Video editing is done with Adobe Premiere because of its ability to sync up with Adobe Aftereffects, which I use to prototype site animations and create motion graphics. Occasionally I will break out MAXON Cinema4D for 3d animation/modeling.
For daily backups, I use Backblaze. It’s a really great and inexpensive investment and lets me sleep easy and I never carry a physical drive with me anywhere now for transporting files. For managing a project between two machines, I use Dropbox with a combination of MacDropAnywhere which lets me link any folder in my file system to Dropbox for easy management. Current projects are always linked this way for easy access.
For messaging, file-sharing in group projects I swear by Slack.
For drafting estimates and invoices i use Ballpark. It is linked up with Stripe, an easy payment system so clients can pay with credit card if they like.
Presentations are also handled by InDesign but hoping to fully convert to Reveal.js by the end of summer.
Websites are hosted on a VPS server by Digital Ocean. If it’s not a rails app, it is typically a LEMP stack (linux, nginx, mysql, php) SFTP is handled by Transmit, which lets me mount my directories as a drive.
For hardware, I go back and forth between a 2013 iMac 27-inch for my office and a 2011 Macbook Pro for my home. A Mobee charger is used to charge my magic mouse and keyboard through wireless inductions so I don’t have to worry about taking the batteries out. My laptop is usually hooked up to a 23 inch Cinema Display monitor. In this case, my work software is on the large monitor while passive activities such as my web browser are on the laptop. I also have a Raspberry Pi that is poorly neglected.
Email is handled by Sparrow for desktop and Mailbox.app for mobile.

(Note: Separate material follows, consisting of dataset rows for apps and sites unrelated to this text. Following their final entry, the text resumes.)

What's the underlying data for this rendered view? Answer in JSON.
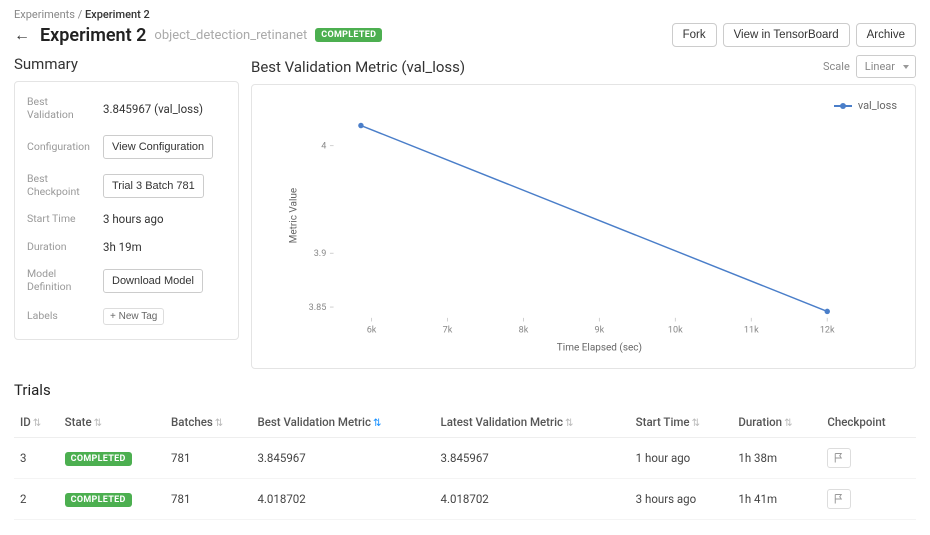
{
  "breadcrumb": {
    "root": "Experiments",
    "current": "Experiment 2"
  },
  "header": {
    "title": "Experiment 2",
    "subtitle": "object_detection_retinanet",
    "status": "COMPLETED",
    "buttons": {
      "fork": "Fork",
      "tensorboard": "View in TensorBoard",
      "archive": "Archive"
    }
  },
  "summary": {
    "title": "Summary",
    "rows": {
      "best_validation_label": "Best Validation",
      "best_validation_value": "3.845967 (val_loss)",
      "configuration_label": "Configuration",
      "configuration_button": "View Configuration",
      "best_checkpoint_label": "Best Checkpoint",
      "best_checkpoint_button": "Trial 3 Batch 781",
      "start_time_label": "Start Time",
      "start_time_value": "3 hours ago",
      "duration_label": "Duration",
      "duration_value": "3h 19m",
      "model_def_label": "Model Definition",
      "model_def_button": "Download Model",
      "labels_label": "Labels",
      "labels_button": "+ New Tag"
    }
  },
  "chart": {
    "title": "Best Validation Metric (val_loss)",
    "scale_label": "Scale",
    "scale_value": "Linear",
    "legend": "val_loss",
    "xlabel": "Time Elapsed (sec)",
    "ylabel": "Metric Value"
  },
  "chart_data": {
    "type": "line",
    "series": [
      {
        "name": "val_loss",
        "x": [
          5860,
          12000
        ],
        "y": [
          4.018702,
          3.845967
        ]
      }
    ],
    "xlabel": "Time Elapsed (sec)",
    "ylabel": "Metric Value",
    "xlim": [
      5500,
      12500
    ],
    "ylim": [
      3.84,
      4.03
    ],
    "x_ticks": [
      6000,
      7000,
      8000,
      9000,
      10000,
      11000,
      12000
    ],
    "x_tick_labels": [
      "6k",
      "7k",
      "8k",
      "9k",
      "10k",
      "11k",
      "12k"
    ],
    "y_ticks": [
      3.85,
      3.9,
      4.0
    ],
    "y_tick_labels": [
      "3.85",
      "3.9",
      "4"
    ],
    "title": "Best Validation Metric (val_loss)"
  },
  "trials": {
    "title": "Trials",
    "columns": {
      "id": "ID",
      "state": "State",
      "batches": "Batches",
      "best_metric": "Best Validation Metric",
      "latest_metric": "Latest Validation Metric",
      "start_time": "Start Time",
      "duration": "Duration",
      "checkpoint": "Checkpoint"
    },
    "rows": [
      {
        "id": "3",
        "state": "COMPLETED",
        "batches": "781",
        "best_metric": "3.845967",
        "latest_metric": "3.845967",
        "start_time": "1 hour ago",
        "duration": "1h 38m"
      },
      {
        "id": "2",
        "state": "COMPLETED",
        "batches": "781",
        "best_metric": "4.018702",
        "latest_metric": "4.018702",
        "start_time": "3 hours ago",
        "duration": "1h 41m"
      }
    ]
  }
}
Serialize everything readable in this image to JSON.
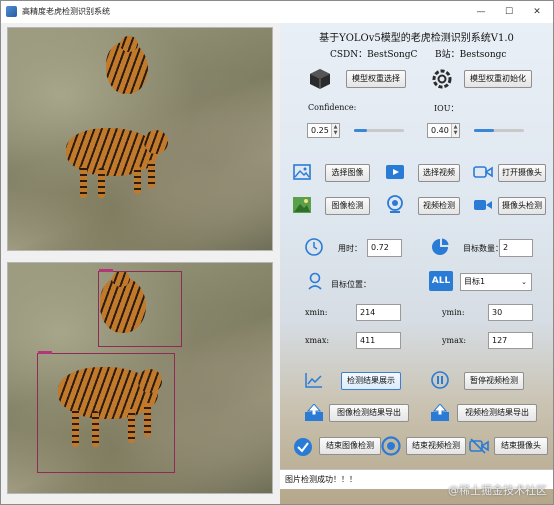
{
  "window": {
    "title": "高精度老虎检测识别系统",
    "minimize": "—",
    "maximize": "☐",
    "close": "✕"
  },
  "header": {
    "title": "基于YOLOv5模型的老虎检测识别系统V1.0",
    "csdn": "CSDN：BestSongC",
    "bilibili": "B站：Bestsongc"
  },
  "model": {
    "select_label": "模型权重选择",
    "init_label": "模型权重初始化"
  },
  "params": {
    "confidence_label": "Confidence:",
    "confidence_value": "0.25",
    "confidence_level": 0.25,
    "iou_label": "IOU：",
    "iou_value": "0.40",
    "iou_level": 0.4
  },
  "sources": {
    "select_image": "选择图像",
    "select_video": "选择视频",
    "open_camera": "打开摄像头"
  },
  "detect": {
    "image_detect": "图像检测",
    "video_detect": "视频检测",
    "camera_detect": "摄像头检测"
  },
  "result": {
    "time_label": "用时：",
    "time_value": "0.72",
    "count_label": "目标数量：",
    "count_value": "2",
    "position_label": "目标位置：",
    "target_select": "目标1",
    "xmin_label": "xmin:",
    "xmin_value": "214",
    "ymin_label": "ymin:",
    "ymin_value": "30",
    "xmax_label": "xmax:",
    "xmax_value": "411",
    "ymax_label": "ymax:",
    "ymax_value": "127"
  },
  "actions": {
    "show_result": "检测结果展示",
    "pause_video": "暂停视频检测",
    "export_image": "图像检测结果导出",
    "export_video": "视频检测结果导出",
    "end_image": "结束图像检测",
    "end_video": "结束视频检测",
    "end_camera": "结束摄像头"
  },
  "status": {
    "message": "图片检测成功！！！"
  },
  "watermark": "@稀土掘金技术社区",
  "colors": {
    "accent": "#3a86d9",
    "bbox": "#8e2b57",
    "icon_blue": "#2a7bd6"
  }
}
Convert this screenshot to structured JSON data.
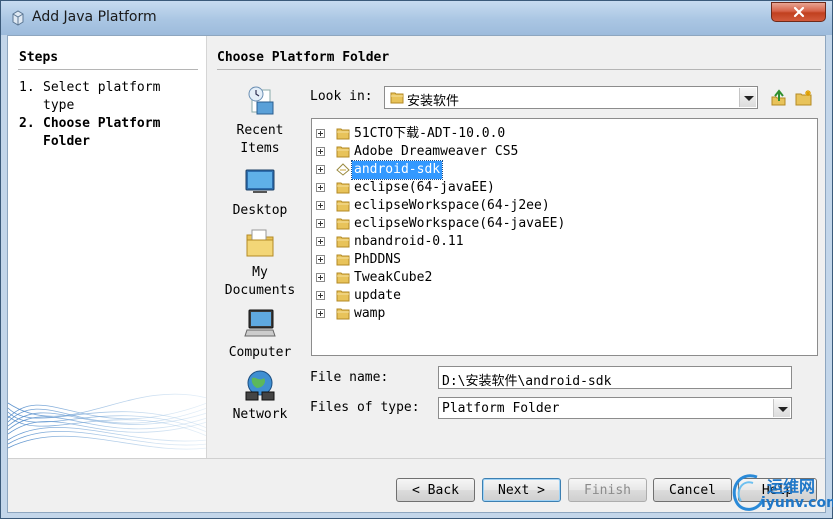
{
  "window": {
    "title": "Add Java Platform"
  },
  "steps": {
    "title": "Steps",
    "items": [
      {
        "num": "1.",
        "label": "Select platform type"
      },
      {
        "num": "2.",
        "label": "Choose Platform Folder"
      }
    ]
  },
  "main": {
    "title": "Choose Platform Folder"
  },
  "places": [
    {
      "label": "Recent Items",
      "icon": "recent-items-icon"
    },
    {
      "label": "Desktop",
      "icon": "desktop-icon"
    },
    {
      "label": "My Documents",
      "icon": "my-documents-icon"
    },
    {
      "label": "Computer",
      "icon": "computer-icon"
    },
    {
      "label": "Network",
      "icon": "network-icon"
    }
  ],
  "lookin": {
    "label": "Look in:",
    "value": "安装软件"
  },
  "files": [
    {
      "name": "51CTO下载-ADT-10.0.0",
      "selected": false
    },
    {
      "name": "Adobe Dreamweaver CS5",
      "selected": false
    },
    {
      "name": "android-sdk",
      "selected": true
    },
    {
      "name": "eclipse(64-javaEE)",
      "selected": false
    },
    {
      "name": "eclipseWorkspace(64-j2ee)",
      "selected": false
    },
    {
      "name": "eclipseWorkspace(64-javaEE)",
      "selected": false
    },
    {
      "name": "nbandroid-0.11",
      "selected": false
    },
    {
      "name": "PhDDNS",
      "selected": false
    },
    {
      "name": "TweakCube2",
      "selected": false
    },
    {
      "name": "update",
      "selected": false
    },
    {
      "name": "wamp",
      "selected": false
    }
  ],
  "file_name": {
    "label": "File name:",
    "value": "D:\\安装软件\\android-sdk"
  },
  "file_type": {
    "label": "Files of type:",
    "value": "Platform Folder"
  },
  "buttons": {
    "back": "< Back",
    "next": "Next >",
    "finish": "Finish",
    "cancel": "Cancel",
    "help": "Help"
  },
  "watermark": {
    "cn": "运维网",
    "url": "iyunv.com"
  },
  "colors": {
    "selection": "#3399ff",
    "folder": "#e8c35a",
    "accent": "#3c7fb1"
  }
}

Font management is handled by Linotype FontExplorerX.
Hope this helps.
Tuesday, May 20, 2014
them knuckles is mad delicate b why cant i just steal they wifi
Friday, May 9, 2014
No because it’s not particularly helpful in this case. Your application should be a reflection of who you honestly are and should show your strongest work and not a way to impress the ones judging you. Otherwise it’s not worth enrolling. There’s really no formula to get in as far as I know and even if there is, what does it say about you if you decide to alter your work to conform to that formula? There’s not much to be gained to see the path that I took in this situation because it was a collection of stuff that I felt was strongest for myself. I don’t have a problem with giving away my secrets and if you really want to know was basically the stuff I showed from Junior to Senior year of that one post where I showed my undergrad stuff but like, what does it mean? I wasn’t sure what they were looking for.
Friday, May 9, 2014
not that important in my experience, but i’ll add that I started off mediocre but I graduated with a 3.5 gpa average as I improved later on. I suppose a extremely low one raises red flags about academic commitment, ability to take on responsibilities, etc.
Monday, May 5, 2014
I don’t know about their graduate school but I think their undergrad program is fantastic if you’re willing to question the boundaries of design. I’m always excited to see the work that comes out of there.
State-school tuition prices, unorthodox curriculum, being in a broader (and highly ranked) university with exposure to an excellent general education and different many different types of people—not just art students, all of these qualities make it an extremely underrated program. It’s definitely one of the most interesting programs in the U.S. as far as I’m concerned—but more importantly, it’s an amazing and diverse place to grow and mature as a young adult in my opinion.
Some of the most talented people I know graduated from the DMA program, one of the best teachers I’ve ever had taught there for a long time.